Background In case-cohort studies a random subcohort is selected from the inception cohort and acts as the sample of controls for several outcome investigations. Analysis is conducted using only the cases and the subcohort, with inverse probability weighting (IPW) used to account for the unequal sampling probabilities resulting from the study design. Like all epidemiological studies, case-cohort studies are susceptible to missing data. Multiple imputation (MI) has become increasingly popular for addressing missing data in epidemiological studies. It is currently unclear how best to incorporate the weights from a case-cohort analysis in MI procedures used to address missing covariate data.
Method A simulation study was conducted with missingness in two covariates, motivated by a case study within the Barwon Infant Study.

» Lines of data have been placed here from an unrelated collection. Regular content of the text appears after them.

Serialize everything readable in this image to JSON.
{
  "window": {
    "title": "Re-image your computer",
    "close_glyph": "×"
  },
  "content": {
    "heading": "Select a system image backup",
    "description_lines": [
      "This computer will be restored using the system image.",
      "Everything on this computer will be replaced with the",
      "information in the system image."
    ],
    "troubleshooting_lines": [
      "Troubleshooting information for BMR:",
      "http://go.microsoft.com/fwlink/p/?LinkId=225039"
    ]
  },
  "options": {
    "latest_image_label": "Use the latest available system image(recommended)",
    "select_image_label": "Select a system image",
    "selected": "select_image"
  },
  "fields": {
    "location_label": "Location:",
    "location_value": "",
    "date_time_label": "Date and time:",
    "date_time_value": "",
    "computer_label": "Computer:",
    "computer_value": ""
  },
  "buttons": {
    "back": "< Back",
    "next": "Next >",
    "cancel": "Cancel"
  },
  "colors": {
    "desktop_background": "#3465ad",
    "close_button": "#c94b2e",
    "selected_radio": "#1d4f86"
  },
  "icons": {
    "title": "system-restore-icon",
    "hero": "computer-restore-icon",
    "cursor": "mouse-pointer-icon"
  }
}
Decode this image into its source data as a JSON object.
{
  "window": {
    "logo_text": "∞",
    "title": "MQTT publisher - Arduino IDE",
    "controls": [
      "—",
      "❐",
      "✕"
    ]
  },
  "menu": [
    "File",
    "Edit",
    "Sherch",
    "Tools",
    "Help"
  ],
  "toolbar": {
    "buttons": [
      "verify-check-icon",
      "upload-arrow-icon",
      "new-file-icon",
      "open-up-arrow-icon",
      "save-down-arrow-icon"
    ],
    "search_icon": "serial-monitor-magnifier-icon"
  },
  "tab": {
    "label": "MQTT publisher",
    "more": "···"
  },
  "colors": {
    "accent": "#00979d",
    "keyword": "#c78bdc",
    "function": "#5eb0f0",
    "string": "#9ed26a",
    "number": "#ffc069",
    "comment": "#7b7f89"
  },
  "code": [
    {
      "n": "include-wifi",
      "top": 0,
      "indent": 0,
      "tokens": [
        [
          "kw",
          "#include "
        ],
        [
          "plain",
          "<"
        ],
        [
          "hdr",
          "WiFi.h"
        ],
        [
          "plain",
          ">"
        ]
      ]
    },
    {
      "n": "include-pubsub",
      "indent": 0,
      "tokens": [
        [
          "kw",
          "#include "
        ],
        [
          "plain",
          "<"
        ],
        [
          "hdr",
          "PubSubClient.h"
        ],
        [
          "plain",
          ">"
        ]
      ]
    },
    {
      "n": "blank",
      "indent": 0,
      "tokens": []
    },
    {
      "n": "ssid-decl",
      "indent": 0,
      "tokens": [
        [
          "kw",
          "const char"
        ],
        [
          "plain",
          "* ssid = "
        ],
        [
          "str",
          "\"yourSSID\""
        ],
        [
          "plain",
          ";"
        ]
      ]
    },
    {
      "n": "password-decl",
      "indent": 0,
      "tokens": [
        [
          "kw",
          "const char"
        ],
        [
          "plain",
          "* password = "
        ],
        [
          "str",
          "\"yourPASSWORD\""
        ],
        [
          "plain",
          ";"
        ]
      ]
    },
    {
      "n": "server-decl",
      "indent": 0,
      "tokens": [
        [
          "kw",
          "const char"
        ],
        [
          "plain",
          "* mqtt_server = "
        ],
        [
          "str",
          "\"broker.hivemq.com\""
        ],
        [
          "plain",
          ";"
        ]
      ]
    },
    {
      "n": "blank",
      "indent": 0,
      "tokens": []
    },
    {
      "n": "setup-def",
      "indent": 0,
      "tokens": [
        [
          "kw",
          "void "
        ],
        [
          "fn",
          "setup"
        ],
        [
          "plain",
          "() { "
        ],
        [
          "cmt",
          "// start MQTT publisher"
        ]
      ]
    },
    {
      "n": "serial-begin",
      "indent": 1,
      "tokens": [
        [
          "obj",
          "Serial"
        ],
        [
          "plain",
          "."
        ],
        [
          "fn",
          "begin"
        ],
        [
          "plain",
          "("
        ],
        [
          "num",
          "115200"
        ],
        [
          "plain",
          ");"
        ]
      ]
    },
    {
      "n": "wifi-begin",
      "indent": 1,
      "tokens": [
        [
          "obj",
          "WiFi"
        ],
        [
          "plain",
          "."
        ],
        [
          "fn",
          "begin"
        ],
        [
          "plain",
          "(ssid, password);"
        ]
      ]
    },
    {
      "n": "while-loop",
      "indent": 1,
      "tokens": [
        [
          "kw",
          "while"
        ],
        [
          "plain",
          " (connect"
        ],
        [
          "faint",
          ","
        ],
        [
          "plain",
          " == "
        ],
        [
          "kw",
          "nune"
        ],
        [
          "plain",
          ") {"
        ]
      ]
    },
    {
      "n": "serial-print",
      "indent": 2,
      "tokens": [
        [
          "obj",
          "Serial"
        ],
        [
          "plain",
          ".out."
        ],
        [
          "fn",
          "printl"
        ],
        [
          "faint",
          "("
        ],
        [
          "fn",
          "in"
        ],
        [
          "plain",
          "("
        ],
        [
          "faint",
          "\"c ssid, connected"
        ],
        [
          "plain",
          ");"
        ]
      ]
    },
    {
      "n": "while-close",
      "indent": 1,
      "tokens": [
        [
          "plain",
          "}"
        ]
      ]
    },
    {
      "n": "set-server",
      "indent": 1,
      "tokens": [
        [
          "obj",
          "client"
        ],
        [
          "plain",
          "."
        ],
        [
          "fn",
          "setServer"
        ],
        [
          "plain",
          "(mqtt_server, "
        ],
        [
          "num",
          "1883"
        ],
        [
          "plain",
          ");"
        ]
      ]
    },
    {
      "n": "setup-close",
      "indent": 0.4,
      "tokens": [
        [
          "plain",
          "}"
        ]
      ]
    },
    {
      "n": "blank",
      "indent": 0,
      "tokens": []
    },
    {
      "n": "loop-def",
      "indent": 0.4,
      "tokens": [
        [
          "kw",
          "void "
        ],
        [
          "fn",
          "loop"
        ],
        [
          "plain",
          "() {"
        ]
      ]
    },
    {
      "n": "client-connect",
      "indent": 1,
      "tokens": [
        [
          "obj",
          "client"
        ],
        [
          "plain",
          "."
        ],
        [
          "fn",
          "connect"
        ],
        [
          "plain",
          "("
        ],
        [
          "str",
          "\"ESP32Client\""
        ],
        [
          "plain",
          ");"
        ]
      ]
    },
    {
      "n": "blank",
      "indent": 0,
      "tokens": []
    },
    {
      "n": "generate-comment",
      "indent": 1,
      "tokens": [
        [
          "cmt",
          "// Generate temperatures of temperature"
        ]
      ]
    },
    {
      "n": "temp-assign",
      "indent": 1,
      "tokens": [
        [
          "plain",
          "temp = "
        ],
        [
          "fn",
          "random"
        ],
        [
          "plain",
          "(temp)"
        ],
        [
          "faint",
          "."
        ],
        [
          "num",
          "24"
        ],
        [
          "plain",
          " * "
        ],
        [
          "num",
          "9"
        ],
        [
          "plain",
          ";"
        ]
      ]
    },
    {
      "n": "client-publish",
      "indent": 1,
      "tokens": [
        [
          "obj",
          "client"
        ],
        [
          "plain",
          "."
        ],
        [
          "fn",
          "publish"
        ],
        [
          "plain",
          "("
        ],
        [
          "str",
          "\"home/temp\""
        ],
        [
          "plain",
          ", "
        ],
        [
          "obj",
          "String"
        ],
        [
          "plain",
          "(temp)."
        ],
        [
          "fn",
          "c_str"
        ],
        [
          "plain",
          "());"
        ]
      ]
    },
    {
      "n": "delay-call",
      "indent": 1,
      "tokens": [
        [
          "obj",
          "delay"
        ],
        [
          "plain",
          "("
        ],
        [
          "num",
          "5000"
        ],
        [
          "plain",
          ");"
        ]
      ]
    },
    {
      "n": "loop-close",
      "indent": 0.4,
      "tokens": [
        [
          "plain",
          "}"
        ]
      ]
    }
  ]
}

MI methods considered were: using the outcome, a proxy for weights in the simple case-cohort design considered, as a predictor in the imputation model, with and without exposure and covariate interactions; imputing separately within each weight category; and using a weighted imputation model. These methods were compared to a complete case analysis (CCA) within the context of a standard IPW analysis model estimating either the risk or odds ratio. The strength of associations, missing data mechanism, proportion of observations with incomplete covariate data, and subcohort selection probability varied across the simulation scenarios. Methods were also applied to the case study.
Results There was similar performance in terms of relative bias and precision with all MI methods across the scenarios considered, with expected improvements compared with the CCA. Slight underestimation of the standard error was seen throughout but the nominal level of coverage (95%) was generally achieved. All MI methods showed a similar increase in precision as the subcohort selection probability increased, irrespective of the scenario. A similar pattern of results was seen in the case study.
Conclusions How weights were incorporated into the imputation model had minimal effect on the performance of MI; this may be due to case-cohort studies only having two weight categories. In this context, inclusion of the outcome in the imputation model was sufficient to account for the unequal sampling probabilities in the analysis model.